◆ **PROVIDED DATA**
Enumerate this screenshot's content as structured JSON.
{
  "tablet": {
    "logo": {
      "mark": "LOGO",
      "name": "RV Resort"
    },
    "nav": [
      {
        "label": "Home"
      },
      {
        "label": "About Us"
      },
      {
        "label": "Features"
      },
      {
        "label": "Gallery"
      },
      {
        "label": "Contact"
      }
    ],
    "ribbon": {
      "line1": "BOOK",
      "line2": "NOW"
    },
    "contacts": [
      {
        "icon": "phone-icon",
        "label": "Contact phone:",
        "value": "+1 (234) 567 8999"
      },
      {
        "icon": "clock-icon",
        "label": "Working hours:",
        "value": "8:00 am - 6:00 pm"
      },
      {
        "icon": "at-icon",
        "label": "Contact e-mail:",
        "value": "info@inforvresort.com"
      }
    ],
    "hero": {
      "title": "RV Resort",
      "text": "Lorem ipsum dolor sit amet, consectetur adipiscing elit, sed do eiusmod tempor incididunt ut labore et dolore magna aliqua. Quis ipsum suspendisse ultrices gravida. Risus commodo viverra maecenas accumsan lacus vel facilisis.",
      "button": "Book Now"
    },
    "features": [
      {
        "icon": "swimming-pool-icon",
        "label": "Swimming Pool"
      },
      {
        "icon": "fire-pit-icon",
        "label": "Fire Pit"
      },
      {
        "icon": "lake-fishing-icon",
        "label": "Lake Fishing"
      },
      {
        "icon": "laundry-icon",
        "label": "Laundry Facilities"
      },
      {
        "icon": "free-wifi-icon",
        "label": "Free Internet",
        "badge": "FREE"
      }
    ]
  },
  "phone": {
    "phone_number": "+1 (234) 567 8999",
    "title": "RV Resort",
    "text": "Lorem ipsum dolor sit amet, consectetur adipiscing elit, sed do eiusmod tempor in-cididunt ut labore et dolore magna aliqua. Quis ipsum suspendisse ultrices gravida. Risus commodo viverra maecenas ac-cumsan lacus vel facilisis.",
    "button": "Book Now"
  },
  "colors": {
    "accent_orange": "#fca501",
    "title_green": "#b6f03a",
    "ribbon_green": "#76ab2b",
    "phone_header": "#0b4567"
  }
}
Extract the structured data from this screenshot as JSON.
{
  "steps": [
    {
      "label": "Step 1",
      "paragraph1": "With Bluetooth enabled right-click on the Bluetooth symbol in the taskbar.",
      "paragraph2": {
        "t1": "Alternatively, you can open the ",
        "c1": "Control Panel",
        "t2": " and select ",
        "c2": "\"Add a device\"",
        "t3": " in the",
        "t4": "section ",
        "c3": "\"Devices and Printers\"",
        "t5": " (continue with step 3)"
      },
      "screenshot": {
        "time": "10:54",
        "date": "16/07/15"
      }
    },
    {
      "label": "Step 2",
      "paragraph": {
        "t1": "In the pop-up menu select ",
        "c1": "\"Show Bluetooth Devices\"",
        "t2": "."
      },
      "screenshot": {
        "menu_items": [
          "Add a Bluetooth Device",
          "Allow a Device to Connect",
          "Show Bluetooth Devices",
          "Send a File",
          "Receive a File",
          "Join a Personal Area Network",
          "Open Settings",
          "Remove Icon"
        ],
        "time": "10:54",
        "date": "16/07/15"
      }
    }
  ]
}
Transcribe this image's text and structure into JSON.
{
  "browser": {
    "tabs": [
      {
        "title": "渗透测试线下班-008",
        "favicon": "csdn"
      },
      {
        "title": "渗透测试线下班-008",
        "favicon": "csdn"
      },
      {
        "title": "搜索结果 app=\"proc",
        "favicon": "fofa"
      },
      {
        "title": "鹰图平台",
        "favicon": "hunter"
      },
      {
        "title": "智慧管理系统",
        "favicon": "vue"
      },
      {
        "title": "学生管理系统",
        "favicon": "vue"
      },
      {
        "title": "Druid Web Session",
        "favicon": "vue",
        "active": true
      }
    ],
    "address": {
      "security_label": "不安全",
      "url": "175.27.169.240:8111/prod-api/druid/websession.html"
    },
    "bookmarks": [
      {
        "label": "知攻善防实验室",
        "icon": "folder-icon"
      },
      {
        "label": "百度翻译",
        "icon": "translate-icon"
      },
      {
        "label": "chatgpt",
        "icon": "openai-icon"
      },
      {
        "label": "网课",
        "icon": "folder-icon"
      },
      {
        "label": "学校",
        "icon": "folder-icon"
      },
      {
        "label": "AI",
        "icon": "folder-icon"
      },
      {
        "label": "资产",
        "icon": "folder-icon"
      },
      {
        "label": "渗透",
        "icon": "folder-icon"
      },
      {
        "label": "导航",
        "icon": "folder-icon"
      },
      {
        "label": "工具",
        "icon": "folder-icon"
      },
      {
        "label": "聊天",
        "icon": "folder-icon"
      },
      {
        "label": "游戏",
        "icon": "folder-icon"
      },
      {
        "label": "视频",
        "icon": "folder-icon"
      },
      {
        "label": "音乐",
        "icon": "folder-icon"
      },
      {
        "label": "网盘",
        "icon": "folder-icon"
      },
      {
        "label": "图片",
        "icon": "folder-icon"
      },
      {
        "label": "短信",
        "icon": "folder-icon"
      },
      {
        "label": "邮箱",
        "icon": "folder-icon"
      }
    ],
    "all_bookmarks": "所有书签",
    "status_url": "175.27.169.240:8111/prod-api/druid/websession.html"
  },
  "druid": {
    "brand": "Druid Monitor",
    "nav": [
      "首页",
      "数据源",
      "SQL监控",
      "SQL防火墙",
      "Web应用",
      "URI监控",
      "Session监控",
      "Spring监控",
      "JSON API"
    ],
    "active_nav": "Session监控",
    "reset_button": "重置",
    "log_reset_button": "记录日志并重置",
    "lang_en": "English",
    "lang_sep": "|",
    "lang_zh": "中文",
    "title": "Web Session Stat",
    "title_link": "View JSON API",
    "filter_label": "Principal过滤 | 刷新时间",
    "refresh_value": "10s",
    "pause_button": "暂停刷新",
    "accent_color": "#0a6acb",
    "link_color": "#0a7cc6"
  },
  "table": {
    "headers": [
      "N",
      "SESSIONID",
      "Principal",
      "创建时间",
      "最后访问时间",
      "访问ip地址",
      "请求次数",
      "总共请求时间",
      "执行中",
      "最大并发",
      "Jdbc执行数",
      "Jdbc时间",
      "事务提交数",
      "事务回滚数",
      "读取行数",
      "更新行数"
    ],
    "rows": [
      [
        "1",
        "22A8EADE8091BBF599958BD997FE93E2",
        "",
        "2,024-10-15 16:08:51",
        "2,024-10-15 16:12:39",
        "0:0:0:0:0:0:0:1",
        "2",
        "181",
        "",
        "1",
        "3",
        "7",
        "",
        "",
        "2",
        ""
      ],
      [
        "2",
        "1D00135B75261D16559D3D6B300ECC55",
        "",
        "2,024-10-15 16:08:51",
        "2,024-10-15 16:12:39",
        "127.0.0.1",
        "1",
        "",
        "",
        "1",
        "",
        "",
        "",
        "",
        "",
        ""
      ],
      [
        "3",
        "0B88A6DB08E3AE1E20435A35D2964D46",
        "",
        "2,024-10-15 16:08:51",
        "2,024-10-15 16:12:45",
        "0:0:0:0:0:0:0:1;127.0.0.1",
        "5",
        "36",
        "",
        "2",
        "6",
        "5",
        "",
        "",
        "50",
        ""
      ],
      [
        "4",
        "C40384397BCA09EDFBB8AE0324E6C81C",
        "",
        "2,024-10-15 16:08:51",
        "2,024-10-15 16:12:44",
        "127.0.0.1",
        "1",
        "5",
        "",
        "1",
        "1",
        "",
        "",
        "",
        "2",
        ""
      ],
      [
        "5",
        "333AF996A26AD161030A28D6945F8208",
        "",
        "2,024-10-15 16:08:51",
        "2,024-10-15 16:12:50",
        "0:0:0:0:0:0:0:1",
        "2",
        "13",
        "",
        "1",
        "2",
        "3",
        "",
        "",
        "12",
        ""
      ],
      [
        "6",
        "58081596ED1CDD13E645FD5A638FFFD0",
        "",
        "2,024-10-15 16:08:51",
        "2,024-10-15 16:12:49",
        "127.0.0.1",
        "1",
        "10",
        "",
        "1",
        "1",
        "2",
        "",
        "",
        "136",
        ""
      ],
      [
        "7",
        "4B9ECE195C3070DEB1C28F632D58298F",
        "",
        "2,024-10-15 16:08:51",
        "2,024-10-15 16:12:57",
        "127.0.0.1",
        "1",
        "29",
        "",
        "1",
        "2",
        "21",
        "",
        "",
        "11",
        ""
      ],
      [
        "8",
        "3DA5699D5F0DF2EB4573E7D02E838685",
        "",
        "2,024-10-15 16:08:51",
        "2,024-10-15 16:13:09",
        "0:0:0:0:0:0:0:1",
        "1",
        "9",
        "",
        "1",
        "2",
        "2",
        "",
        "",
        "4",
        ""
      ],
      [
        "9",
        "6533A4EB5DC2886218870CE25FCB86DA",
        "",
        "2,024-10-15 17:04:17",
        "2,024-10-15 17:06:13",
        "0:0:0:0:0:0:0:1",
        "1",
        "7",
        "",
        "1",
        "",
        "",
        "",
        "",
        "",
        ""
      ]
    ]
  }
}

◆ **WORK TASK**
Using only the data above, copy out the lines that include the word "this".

◆ **RESULT**
Enumerate this screenshot's content as structured JSON.
Extract the structured data from this screenshot as JSON.
Transcribe this image's text and structure into JSON.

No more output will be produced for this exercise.